Today, as is my usual Saturday, I went to Fargo to buy books at The Big Comfy Bookshop. I noticed that there was a mobile poetry van and decided I would like my own free poem. I waited for three hours, drank tea and bought too many books and then the van opened.
The poet I buttonholed was Lewis Buxton. He is a very nice, enthusiastic young man, intelligent and confident. He explained to me what they were doing and said I could suggest any topic for him to write a poem about so I chose the Tyrant Vortigern. Yes I was being naughty but he said I could have anything. He asked me a few questions about 410AD which marks the withdrawal of the Roman Legions from Britain, the decline of Roman Britain and the emergence of the Anglo-Saxon kingdoms. I must admit that he did ask me a stupid question, how did I feel about the facts but he does not know I am autistic and do not have “feelings about things” (except, maybe, strange questions about how I am feeling about bald facts).
I am not sure it would be fair to subject the poem itself to criticism. I have reserved criticism of the material to my History Talker blog.

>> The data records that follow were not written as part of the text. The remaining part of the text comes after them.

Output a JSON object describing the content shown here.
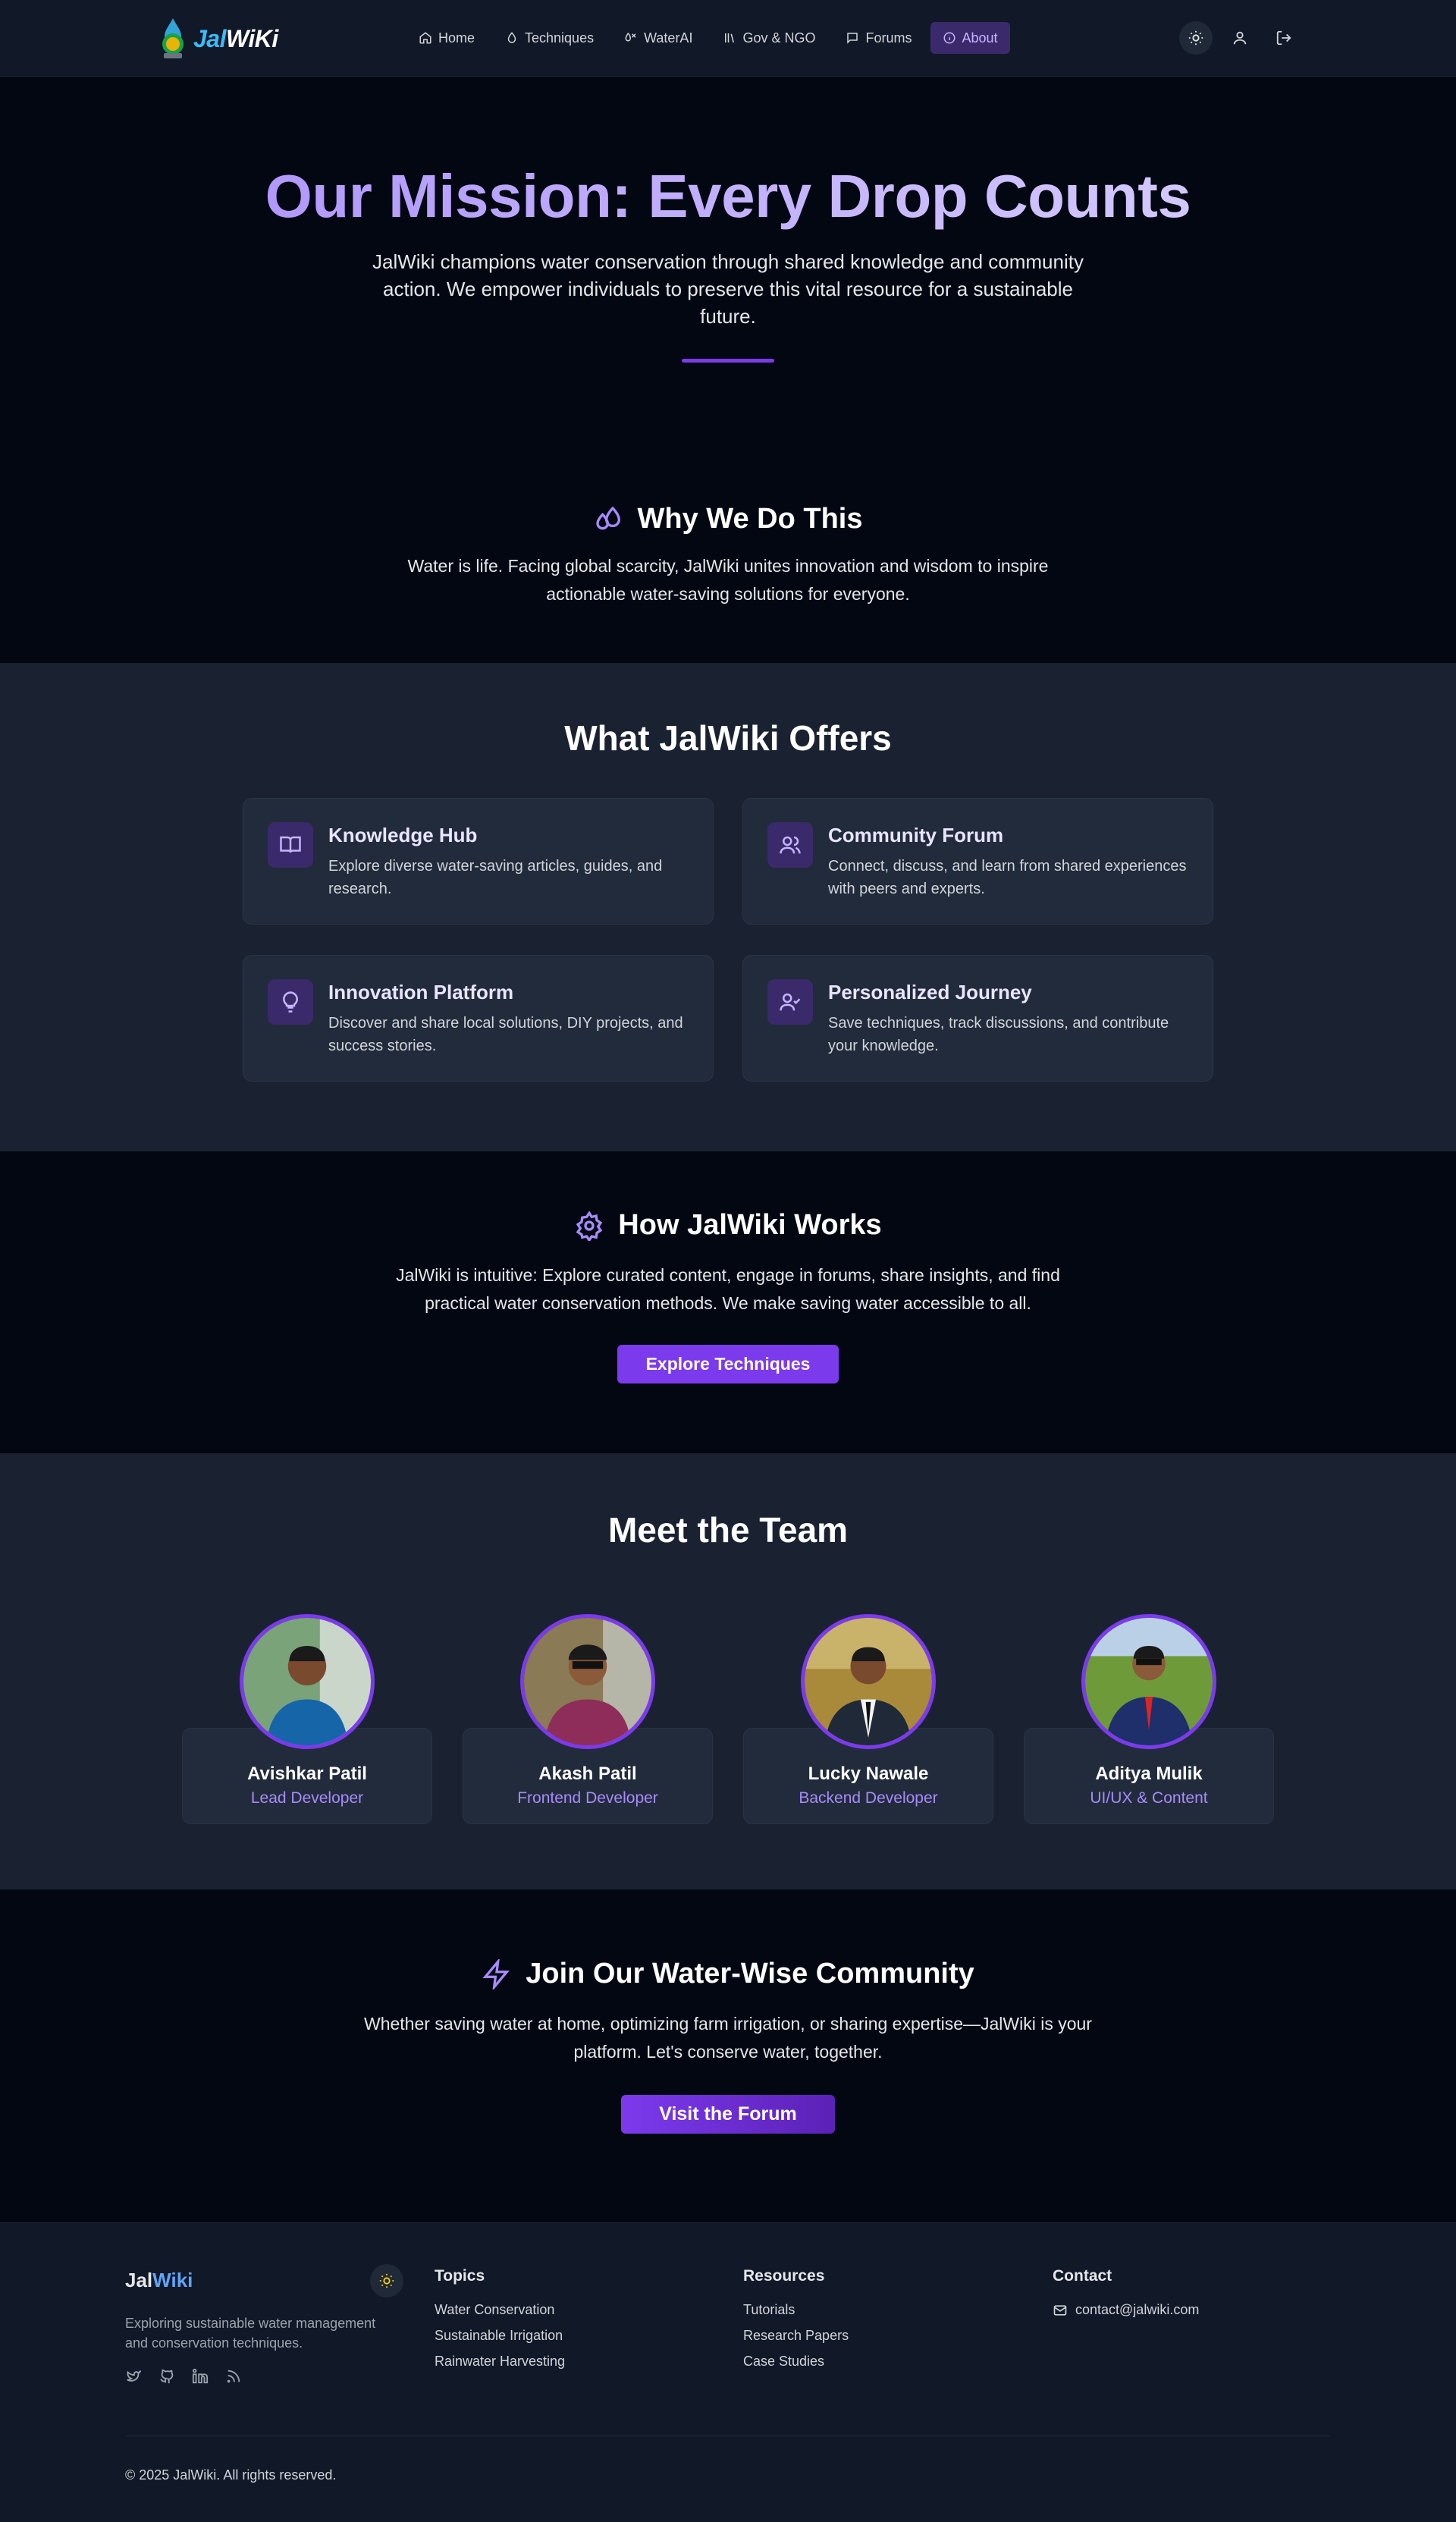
{
  "nav": {
    "logo": {
      "part1": "Jal",
      "part2": "WiKi"
    },
    "links": [
      {
        "label": "Home",
        "icon": "home-icon"
      },
      {
        "label": "Techniques",
        "icon": "droplet-icon"
      },
      {
        "label": "WaterAI",
        "icon": "water-ai-icon"
      },
      {
        "label": "Gov & NGO",
        "icon": "library-icon"
      },
      {
        "label": "Forums",
        "icon": "message-icon"
      },
      {
        "label": "About",
        "icon": "info-icon",
        "active": true
      }
    ],
    "right_icons": [
      "sun-icon",
      "user-icon",
      "logout-icon"
    ]
  },
  "hero": {
    "title": "Our Mission: Every Drop Counts",
    "text": "JalWiki champions water conservation through shared knowledge and community action. We empower individuals to preserve this vital resource for a sustainable future."
  },
  "why": {
    "title": "Why We Do This",
    "icon": "droplets-icon",
    "text": "Water is life. Facing global scarcity, JalWiki unites innovation and wisdom to inspire actionable water-saving solutions for everyone."
  },
  "offers": {
    "title": "What JalWiki Offers",
    "cards": [
      {
        "title": "Knowledge Hub",
        "text": "Explore diverse water-saving articles, guides, and research.",
        "icon": "book-open-icon"
      },
      {
        "title": "Community Forum",
        "text": "Connect, discuss, and learn from shared experiences with peers and experts.",
        "icon": "users-icon"
      },
      {
        "title": "Innovation Platform",
        "text": "Discover and share local solutions, DIY projects, and success stories.",
        "icon": "lightbulb-icon"
      },
      {
        "title": "Personalized Journey",
        "text": "Save techniques, track discussions, and contribute your knowledge.",
        "icon": "user-check-icon"
      }
    ]
  },
  "how": {
    "title": "How JalWiki Works",
    "icon": "gear-icon",
    "text": "JalWiki is intuitive: Explore curated content, engage in forums, share insights, and find practical water conservation methods. We make saving water accessible to all.",
    "button": "Explore Techniques"
  },
  "team": {
    "title": "Meet the Team",
    "members": [
      {
        "name": "Avishkar Patil",
        "role": "Lead Developer"
      },
      {
        "name": "Akash Patil",
        "role": "Frontend Developer"
      },
      {
        "name": "Lucky Nawale",
        "role": "Backend Developer"
      },
      {
        "name": "Aditya Mulik",
        "role": "UI/UX & Content"
      }
    ]
  },
  "join": {
    "title": "Join Our Water-Wise Community",
    "icon": "zap-icon",
    "text": "Whether saving water at home, optimizing farm irrigation, or sharing expertise—JalWiki is your platform. Let's conserve water, together.",
    "button": "Visit the Forum"
  },
  "footer": {
    "logo": {
      "part1": "Jal",
      "part2": "Wiki"
    },
    "description": "Exploring sustainable water management and conservation techniques.",
    "social_icons": [
      "twitter-icon",
      "github-icon",
      "linkedin-icon",
      "rss-icon"
    ],
    "topics": {
      "title": "Topics",
      "links": [
        "Water Conservation",
        "Sustainable Irrigation",
        "Rainwater Harvesting"
      ]
    },
    "resources": {
      "title": "Resources",
      "links": [
        "Tutorials",
        "Research Papers",
        "Case Studies"
      ]
    },
    "contact": {
      "title": "Contact",
      "email": "contact@jalwiki.com"
    },
    "copyright": "© 2025 JalWiki. All rights reserved."
  },
  "colors": {
    "accent": "#7c3aed",
    "accent_light": "#a78bfa",
    "bg_dark": "#030712",
    "bg_section": "#1a2232",
    "card": "#222b3b"
  }
}
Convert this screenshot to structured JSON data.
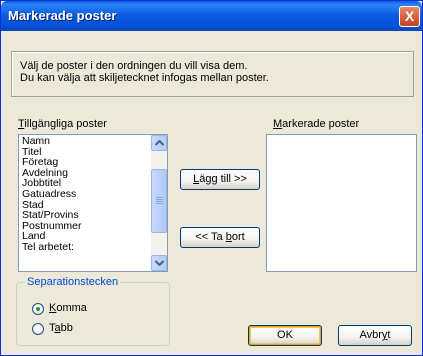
{
  "window": {
    "title": "Markerade poster",
    "close_glyph": "X"
  },
  "info": {
    "line1": "Välj de poster i den ordningen du vill visa dem.",
    "line2": "Du kan välja att skiljetecknet infogas mellan poster."
  },
  "available": {
    "label_accel": "T",
    "label_rest": "illgängliga poster",
    "items": [
      "Namn",
      "Titel",
      "Företag",
      "Avdelning",
      "Jobbtitel",
      "Gatuadress",
      "Stad",
      "Stat/Provins",
      "Postnummer",
      "Land",
      "Tel arbetet:"
    ]
  },
  "selected": {
    "label_accel": "M",
    "label_rest": "arkerade poster",
    "items": []
  },
  "buttons": {
    "add_accel": "L",
    "add_rest": "ägg till >>",
    "remove_pre": "<< Ta ",
    "remove_accel": "b",
    "remove_rest": "ort",
    "ok_label": "OK",
    "cancel_pre": "Avbr",
    "cancel_accel": "y",
    "cancel_rest": "t"
  },
  "separator": {
    "title": "Separationstecken",
    "options": [
      {
        "accel": "K",
        "rest": "omma",
        "selected": true
      },
      {
        "pre": "T",
        "accel": "a",
        "rest": "bb",
        "selected": false
      }
    ]
  },
  "colors": {
    "titlebar": "#0450d4",
    "window_bg": "#ece9d8",
    "group_title": "#0046d5",
    "radio_dot": "#21a121"
  }
}
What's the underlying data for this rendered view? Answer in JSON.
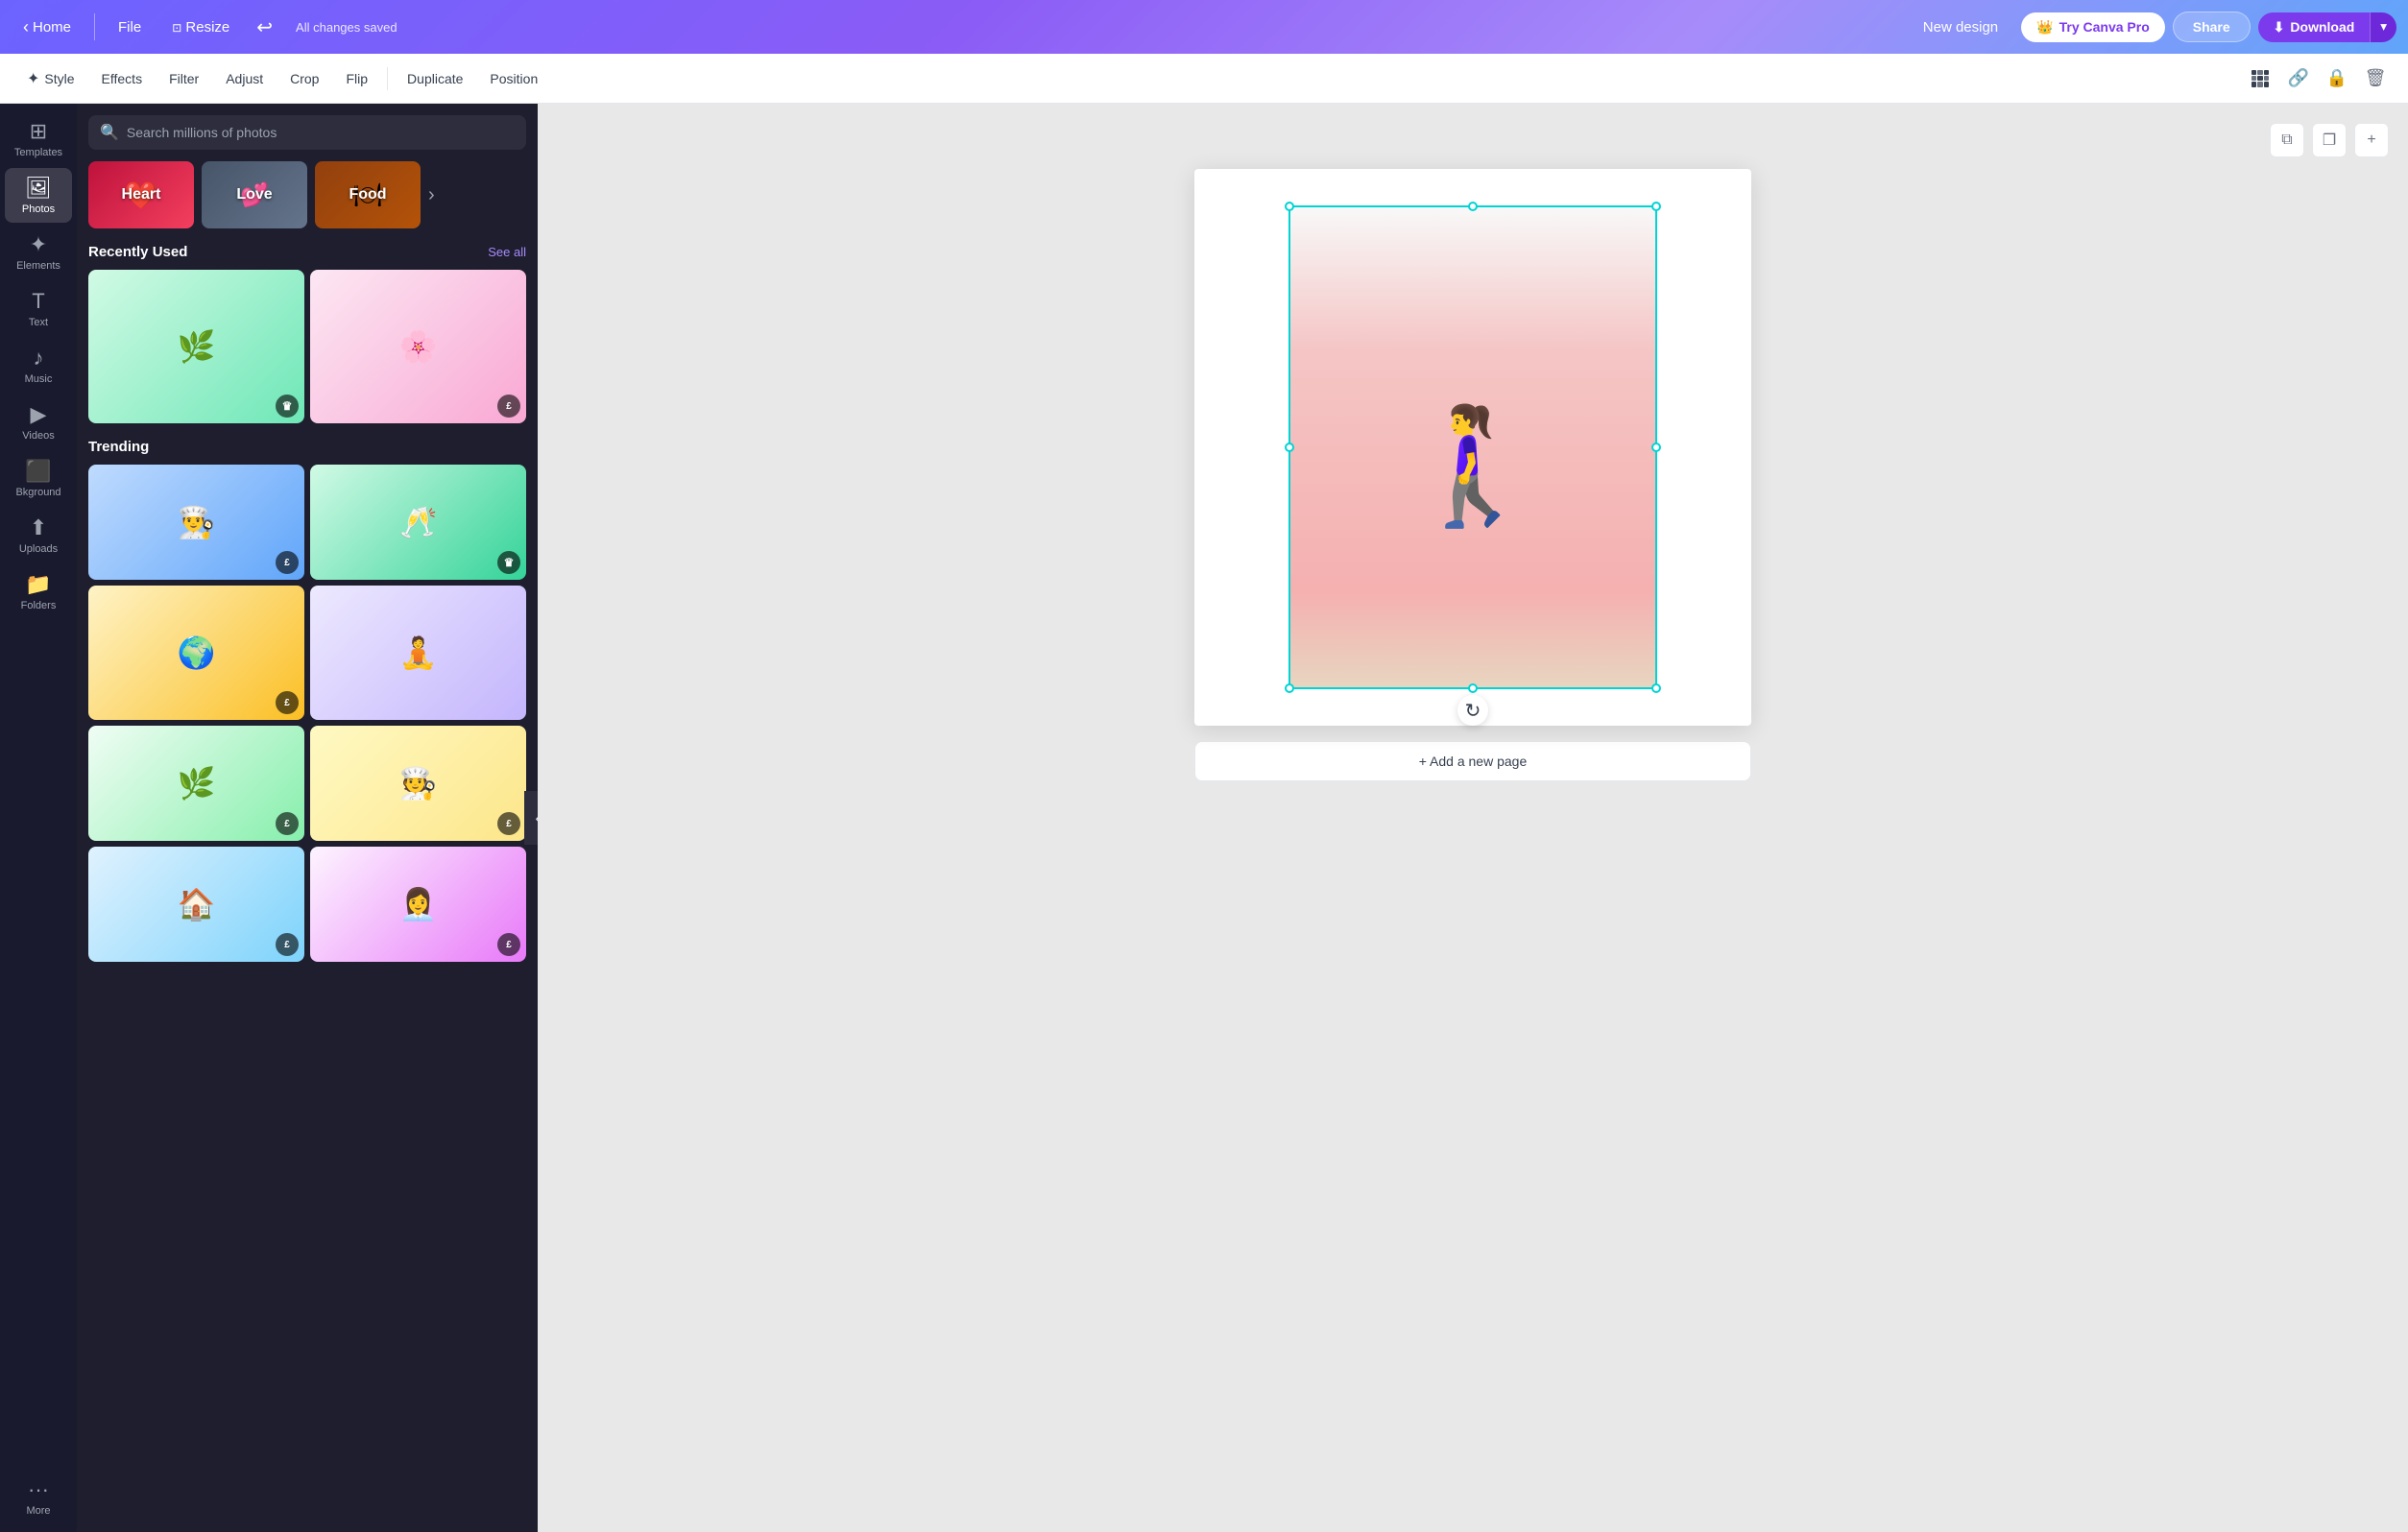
{
  "topbar": {
    "home_label": "Home",
    "file_label": "File",
    "resize_label": "Resize",
    "saved_label": "All changes saved",
    "new_design_label": "New design",
    "try_pro_label": "Try Canva Pro",
    "share_label": "Share",
    "download_label": "Download"
  },
  "toolbar2": {
    "style_label": "Style",
    "effects_label": "Effects",
    "filter_label": "Filter",
    "adjust_label": "Adjust",
    "crop_label": "Crop",
    "flip_label": "Flip",
    "duplicate_label": "Duplicate",
    "position_label": "Position"
  },
  "sidebar": {
    "items": [
      {
        "id": "templates",
        "label": "Templates",
        "icon": "⊞"
      },
      {
        "id": "photos",
        "label": "Photos",
        "icon": "🖼"
      },
      {
        "id": "elements",
        "label": "Elements",
        "icon": "✦"
      },
      {
        "id": "text",
        "label": "Text",
        "icon": "T"
      },
      {
        "id": "music",
        "label": "Music",
        "icon": "♪"
      },
      {
        "id": "videos",
        "label": "Videos",
        "icon": "▶"
      },
      {
        "id": "background",
        "label": "Bkground",
        "icon": "⬛"
      },
      {
        "id": "uploads",
        "label": "Uploads",
        "icon": "⬆"
      },
      {
        "id": "folders",
        "label": "Folders",
        "icon": "📁"
      },
      {
        "id": "more",
        "label": "More",
        "icon": "···"
      }
    ]
  },
  "photos_panel": {
    "search_placeholder": "Search millions of photos",
    "categories": [
      {
        "label": "Heart",
        "bg": "heart"
      },
      {
        "label": "Love",
        "bg": "love"
      },
      {
        "label": "Food",
        "bg": "food"
      }
    ],
    "recently_used_label": "Recently Used",
    "see_all_label": "See all",
    "trending_label": "Trending"
  },
  "canvas": {
    "add_page_label": "+ Add a new page"
  }
}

Lewis is a professional poet and would normally spend days and sweat blood over every line. This he banged out in fifteen minutes. The gimmick of the van is that it does not serve burgers but poems, if this poem were a burger would it be a Burger King Burger or a dodgy 11pm I am so drunk I do not know what I am eating burger? I can answer this in the former. Its a good solid poem utilising a number of good techniques to achieve first a complete poem and second to communicated an interesting episode in British history. Just like the blinding of Vortigern by the Jutes the poem is fast and brutal encapsulating my potted history of the coming of the English (these word inspired much mirth in Mr Buxton who said it sounds like a porn film).
So to conclude this is a lovely gimmick for the City of Culture and is part of the BBC Strong Language event. I have enjoyed my poem and intend to take my son tomorrow to give the panel another difficult topic to write a poem about.